In Case You've Wondered

My blog is where my wandering thoughts are interspersed with stuff I made up. So, if while reading you find yourself confused about the context, don't feel alone. I get confused, too.

If you're here for the stories, I started another blog:

One other thing: sometimes I write words you refuse to use in front of children, or polite company, unless you have a flat tire, or hit your thumb with a hammer.

I don't use them to offend; I use them to embellish.

Saturday, September 8, 2018

Once Bitten

The first hurricane I remember was Carla. The Southeast Texas Coast evacuated, and even without a direct hit, many low areas flooded, and there was wind damage. We evacuated, and as a child, the experience was a strange adventure. I could see the expression on my parents faces as we returned. They didn't know what to expect, and their relief was apparent, when no damage was found.

Over the years, we had more close calls. One was Alicia, which hit Houston. I was an adult, so my brother, and I, went toward the coast to see the effects.

The tide was about four feet higher than normal. Where there were once bluffs on the ship channel, the waves lapped over the banks, and some of the roads were  closed to the coastal areas. Since I didn't own a home, the desperation felt from an approaching hurricane wasn't felt.

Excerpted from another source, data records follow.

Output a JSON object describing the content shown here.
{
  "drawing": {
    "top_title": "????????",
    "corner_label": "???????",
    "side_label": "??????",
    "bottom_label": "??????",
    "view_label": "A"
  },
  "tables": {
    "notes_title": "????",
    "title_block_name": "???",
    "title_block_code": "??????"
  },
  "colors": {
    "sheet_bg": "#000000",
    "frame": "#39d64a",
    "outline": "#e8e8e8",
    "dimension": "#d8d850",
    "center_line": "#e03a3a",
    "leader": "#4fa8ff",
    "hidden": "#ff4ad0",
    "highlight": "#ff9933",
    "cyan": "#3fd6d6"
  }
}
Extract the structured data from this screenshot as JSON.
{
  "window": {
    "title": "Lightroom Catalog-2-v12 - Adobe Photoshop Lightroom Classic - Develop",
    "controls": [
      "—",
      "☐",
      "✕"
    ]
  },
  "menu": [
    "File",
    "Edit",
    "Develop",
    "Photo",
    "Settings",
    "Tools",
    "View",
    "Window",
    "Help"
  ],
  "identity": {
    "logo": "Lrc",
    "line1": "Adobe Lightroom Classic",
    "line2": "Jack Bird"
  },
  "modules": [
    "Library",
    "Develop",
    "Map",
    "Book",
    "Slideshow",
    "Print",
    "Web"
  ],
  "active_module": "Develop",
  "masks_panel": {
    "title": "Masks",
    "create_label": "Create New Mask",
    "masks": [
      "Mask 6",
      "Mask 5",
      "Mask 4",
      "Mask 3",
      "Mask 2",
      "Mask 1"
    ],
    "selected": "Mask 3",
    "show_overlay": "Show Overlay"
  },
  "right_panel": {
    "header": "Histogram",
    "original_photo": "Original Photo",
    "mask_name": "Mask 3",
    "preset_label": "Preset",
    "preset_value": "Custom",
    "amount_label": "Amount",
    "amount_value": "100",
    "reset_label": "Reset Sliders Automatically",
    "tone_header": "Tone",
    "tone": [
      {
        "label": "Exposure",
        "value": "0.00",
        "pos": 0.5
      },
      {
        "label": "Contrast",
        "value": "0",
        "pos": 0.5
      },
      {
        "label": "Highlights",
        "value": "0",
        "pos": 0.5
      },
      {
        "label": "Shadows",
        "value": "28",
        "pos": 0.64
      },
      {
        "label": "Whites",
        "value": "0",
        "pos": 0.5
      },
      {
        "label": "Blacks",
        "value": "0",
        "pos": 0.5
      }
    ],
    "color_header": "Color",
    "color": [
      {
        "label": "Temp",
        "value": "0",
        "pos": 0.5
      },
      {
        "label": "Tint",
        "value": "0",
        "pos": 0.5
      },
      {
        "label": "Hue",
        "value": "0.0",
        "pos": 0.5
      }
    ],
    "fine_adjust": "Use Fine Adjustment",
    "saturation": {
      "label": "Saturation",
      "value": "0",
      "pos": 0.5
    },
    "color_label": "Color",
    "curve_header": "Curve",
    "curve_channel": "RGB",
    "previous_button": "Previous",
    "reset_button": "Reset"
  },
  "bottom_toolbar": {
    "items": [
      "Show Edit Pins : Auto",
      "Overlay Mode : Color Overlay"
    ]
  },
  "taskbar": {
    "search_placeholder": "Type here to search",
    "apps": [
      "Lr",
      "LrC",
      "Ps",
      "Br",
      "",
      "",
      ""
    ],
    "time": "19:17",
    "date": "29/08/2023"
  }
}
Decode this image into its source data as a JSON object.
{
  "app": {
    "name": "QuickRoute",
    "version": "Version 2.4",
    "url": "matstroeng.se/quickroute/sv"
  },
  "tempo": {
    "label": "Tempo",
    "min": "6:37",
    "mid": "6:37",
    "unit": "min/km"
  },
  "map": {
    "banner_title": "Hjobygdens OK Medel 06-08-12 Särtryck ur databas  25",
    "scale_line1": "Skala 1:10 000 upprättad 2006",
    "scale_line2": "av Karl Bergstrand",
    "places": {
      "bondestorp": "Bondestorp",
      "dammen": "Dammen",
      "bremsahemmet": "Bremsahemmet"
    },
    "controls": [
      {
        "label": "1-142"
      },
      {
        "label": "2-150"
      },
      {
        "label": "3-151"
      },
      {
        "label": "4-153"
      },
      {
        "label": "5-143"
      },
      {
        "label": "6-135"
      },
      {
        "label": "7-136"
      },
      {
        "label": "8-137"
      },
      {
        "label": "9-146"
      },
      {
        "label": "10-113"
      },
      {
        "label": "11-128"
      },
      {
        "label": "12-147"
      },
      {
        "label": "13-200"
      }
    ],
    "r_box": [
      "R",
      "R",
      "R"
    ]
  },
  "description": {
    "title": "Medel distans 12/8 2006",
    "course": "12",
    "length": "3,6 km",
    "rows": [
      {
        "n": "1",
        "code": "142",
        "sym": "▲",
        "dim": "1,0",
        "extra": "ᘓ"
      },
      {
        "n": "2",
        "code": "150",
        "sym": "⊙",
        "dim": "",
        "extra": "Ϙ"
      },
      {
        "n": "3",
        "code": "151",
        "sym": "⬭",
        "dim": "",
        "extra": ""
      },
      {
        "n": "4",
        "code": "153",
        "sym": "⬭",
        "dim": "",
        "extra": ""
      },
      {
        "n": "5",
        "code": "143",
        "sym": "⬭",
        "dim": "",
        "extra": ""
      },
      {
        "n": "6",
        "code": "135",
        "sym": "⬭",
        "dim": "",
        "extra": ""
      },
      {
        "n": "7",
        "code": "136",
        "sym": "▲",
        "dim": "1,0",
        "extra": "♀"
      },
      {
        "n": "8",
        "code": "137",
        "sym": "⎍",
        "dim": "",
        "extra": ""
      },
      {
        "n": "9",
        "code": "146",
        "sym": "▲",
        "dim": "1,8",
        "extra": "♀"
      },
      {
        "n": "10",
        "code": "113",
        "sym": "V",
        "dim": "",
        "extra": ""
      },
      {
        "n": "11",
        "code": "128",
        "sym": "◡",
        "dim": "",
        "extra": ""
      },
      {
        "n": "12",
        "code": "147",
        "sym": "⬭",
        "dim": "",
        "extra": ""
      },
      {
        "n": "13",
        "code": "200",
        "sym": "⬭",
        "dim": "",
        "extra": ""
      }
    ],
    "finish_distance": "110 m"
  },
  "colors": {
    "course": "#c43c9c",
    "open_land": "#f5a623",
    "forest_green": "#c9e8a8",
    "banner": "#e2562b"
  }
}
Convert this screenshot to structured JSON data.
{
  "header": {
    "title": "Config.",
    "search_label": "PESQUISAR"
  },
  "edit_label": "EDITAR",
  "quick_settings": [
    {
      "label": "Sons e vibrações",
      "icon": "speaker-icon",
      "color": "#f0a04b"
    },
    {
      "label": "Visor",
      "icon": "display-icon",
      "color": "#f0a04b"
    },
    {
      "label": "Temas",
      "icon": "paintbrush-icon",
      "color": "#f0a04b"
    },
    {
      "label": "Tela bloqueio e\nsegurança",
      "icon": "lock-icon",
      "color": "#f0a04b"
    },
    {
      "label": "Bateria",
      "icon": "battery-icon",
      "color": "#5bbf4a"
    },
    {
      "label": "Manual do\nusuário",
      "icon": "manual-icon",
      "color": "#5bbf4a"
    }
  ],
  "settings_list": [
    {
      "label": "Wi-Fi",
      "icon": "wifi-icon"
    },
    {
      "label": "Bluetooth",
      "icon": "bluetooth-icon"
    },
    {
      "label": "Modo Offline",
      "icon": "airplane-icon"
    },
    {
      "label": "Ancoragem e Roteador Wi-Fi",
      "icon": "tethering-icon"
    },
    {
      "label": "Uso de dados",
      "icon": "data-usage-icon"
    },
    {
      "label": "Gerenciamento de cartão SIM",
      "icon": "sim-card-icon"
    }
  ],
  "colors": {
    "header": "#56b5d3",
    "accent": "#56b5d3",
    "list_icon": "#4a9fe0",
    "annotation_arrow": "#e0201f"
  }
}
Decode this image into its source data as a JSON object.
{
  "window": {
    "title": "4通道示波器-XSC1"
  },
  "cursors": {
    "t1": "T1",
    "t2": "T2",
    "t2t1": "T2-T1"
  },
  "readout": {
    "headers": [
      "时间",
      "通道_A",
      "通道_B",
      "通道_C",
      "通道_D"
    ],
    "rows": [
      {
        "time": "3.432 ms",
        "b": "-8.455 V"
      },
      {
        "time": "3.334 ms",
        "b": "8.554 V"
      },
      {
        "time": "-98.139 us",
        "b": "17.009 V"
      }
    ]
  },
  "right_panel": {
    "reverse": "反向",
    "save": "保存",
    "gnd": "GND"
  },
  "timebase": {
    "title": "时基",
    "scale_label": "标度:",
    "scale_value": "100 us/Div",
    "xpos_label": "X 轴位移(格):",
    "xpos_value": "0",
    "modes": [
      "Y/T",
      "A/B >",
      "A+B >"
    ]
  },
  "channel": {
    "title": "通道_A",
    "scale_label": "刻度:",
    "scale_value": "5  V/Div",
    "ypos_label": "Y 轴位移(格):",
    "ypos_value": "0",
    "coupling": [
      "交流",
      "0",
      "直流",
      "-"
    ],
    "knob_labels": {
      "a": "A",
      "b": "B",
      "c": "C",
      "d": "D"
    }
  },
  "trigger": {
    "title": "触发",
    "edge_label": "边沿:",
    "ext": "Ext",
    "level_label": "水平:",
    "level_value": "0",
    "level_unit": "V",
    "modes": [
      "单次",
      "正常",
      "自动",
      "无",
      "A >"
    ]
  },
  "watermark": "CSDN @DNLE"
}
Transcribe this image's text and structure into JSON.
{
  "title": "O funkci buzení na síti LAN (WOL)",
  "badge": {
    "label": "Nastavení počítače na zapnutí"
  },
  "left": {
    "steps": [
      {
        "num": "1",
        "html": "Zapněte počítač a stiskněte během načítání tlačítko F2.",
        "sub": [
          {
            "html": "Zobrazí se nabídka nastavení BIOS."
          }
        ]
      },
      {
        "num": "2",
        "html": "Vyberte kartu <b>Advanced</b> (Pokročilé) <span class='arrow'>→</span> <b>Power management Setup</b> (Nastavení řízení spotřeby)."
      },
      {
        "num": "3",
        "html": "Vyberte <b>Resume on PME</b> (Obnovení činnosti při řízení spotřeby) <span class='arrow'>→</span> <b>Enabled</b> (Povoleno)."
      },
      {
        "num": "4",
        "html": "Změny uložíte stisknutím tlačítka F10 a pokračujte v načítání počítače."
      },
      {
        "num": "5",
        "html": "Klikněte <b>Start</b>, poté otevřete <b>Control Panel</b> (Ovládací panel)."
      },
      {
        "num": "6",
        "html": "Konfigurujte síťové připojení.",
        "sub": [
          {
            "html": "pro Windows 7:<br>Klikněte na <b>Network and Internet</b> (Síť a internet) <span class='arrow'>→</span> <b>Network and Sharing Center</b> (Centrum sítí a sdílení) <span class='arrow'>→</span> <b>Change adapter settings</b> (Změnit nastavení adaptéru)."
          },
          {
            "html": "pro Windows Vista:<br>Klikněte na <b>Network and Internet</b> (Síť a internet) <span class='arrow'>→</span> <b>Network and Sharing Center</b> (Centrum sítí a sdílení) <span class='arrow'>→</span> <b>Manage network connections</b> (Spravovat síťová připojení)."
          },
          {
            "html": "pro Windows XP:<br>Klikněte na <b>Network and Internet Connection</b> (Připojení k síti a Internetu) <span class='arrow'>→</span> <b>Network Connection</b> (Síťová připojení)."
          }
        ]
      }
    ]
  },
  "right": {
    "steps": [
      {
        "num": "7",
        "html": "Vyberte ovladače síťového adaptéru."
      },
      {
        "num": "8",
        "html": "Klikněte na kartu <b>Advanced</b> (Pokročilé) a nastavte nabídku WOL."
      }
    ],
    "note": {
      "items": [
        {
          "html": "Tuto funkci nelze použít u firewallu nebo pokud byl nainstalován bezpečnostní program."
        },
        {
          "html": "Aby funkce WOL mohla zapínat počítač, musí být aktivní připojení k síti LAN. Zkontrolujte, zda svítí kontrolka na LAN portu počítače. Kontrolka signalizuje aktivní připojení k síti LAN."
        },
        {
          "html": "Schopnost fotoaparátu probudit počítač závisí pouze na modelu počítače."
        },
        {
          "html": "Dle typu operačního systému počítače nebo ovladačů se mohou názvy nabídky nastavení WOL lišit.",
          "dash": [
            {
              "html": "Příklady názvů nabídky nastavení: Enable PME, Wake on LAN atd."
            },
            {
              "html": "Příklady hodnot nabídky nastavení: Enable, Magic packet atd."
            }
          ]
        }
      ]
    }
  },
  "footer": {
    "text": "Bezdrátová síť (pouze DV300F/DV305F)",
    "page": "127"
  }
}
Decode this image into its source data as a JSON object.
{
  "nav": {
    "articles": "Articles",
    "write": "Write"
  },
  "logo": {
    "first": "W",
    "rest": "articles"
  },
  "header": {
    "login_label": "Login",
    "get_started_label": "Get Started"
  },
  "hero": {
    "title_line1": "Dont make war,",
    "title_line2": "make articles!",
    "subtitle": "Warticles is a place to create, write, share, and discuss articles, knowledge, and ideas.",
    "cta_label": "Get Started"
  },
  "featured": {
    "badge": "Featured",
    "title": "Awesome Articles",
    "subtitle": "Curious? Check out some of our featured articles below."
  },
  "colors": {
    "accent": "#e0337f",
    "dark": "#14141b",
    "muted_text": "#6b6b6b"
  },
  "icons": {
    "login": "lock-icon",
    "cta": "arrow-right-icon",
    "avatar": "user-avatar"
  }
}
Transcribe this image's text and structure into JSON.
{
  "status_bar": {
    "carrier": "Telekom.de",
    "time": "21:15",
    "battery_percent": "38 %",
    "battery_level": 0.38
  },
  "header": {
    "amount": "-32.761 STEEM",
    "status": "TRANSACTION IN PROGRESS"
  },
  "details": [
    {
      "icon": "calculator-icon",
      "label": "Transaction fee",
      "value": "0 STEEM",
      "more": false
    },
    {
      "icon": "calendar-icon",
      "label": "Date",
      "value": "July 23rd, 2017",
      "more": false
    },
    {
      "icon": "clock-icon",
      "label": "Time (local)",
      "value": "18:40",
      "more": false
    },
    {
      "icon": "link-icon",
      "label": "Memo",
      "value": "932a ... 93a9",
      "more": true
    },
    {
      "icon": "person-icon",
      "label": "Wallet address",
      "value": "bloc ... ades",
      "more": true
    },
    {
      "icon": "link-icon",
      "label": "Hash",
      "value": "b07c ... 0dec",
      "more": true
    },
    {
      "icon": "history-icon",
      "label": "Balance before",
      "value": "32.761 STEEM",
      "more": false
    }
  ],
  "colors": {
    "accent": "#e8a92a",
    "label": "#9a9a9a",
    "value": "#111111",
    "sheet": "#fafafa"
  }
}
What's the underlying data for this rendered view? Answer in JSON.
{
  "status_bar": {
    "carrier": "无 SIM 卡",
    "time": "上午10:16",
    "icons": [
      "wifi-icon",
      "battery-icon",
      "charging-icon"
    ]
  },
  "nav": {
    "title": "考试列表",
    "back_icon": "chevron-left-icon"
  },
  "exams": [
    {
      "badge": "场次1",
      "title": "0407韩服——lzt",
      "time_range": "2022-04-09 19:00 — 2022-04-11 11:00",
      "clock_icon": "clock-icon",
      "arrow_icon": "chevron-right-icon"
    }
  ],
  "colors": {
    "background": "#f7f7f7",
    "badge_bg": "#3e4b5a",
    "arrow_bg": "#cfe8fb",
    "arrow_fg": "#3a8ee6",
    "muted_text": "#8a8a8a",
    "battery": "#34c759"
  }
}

Hurricane Bonnie was my first experience as a homeowner. Bonnie was a category 1, the storm quickly formed in the Gulf, and there wasn't a call for an evacuation. We stayed, watched large sections of roof shingles blow away, and felt the fury of the storm. Repairs took weeks, and the week without electricity wasn't pleasant.

Over the next few years, we had a few smaller hurricanes that were close. Some killed the power for days, and one was nearly dry. The winds blew millions of salt water mosquitoes from the coastal marshes, and they stayed for weeks. A journey outside at dusk was terrible. I literally would rake mosquitoes from my arms.

Rita was next. We evacuated, which was a horrible experience. The nearly stopped traffic led to hours of waiting, hoping to not run out of gas, and the apprehension of not knowing where we would go. Adding the knowledge of predatory, and panicked people, only made it worse. The return trip took three hours, and being turned away from certain roads due to damage.

Rita caused some roof damage. That, and some tree limbs to be cut, but three weeks without power was the real problem. With working all daylight hours on cleanup, the trip to work was a dark journey filled with thoughts of things to be done.

We stayed for Ike. That was an experience. With a landfall only about fifty miles away, the 80 mph sustained winds were something to behold. I kept thinking we could leave, if things were to become too bad. That was a thought without experience for reference. The horizontal winds would have been impossible to endure, and any one of the tornadoes that rumbled through the night could have led to certain death. Our damage was minimal, but many lost everything to the storm surge that exceeded 19 feet in some areas.

So, I've had my experience with hurricanes, and Harvey last year yielded a terrible flood, even though landfall was hundreds of mile away. That's why I know how many on the East Coast are feeling. I wish them the best, and hope Florence doesn't make a U.S. landfall. Nobody deserves such an event, and the results interrupt the lives of people for a long, long time.


  1. I love a good thunderstorm but am happy to say I have never had to endure a hurricane. Hope it turns to sea.

    1. Me too. Hurricanes are never a good thing.

  2. I'm in eastern NC, 60 years old, so I've seen some nasty ones. The wind can be scary but the flooding storms are the killers.
    My folks lived on the beach for decades, I left as soon as I could and sometimes wish I'd kept going west, maybe TN. I've decided evacuating is as likely to kill you as staying in place so we stay.

    1. Evacuating is madness. If you don't have a known place to stay, hoping to find a hotel may lead you hundreds of miles away, and you're travelling with strangers around that can be dangerous.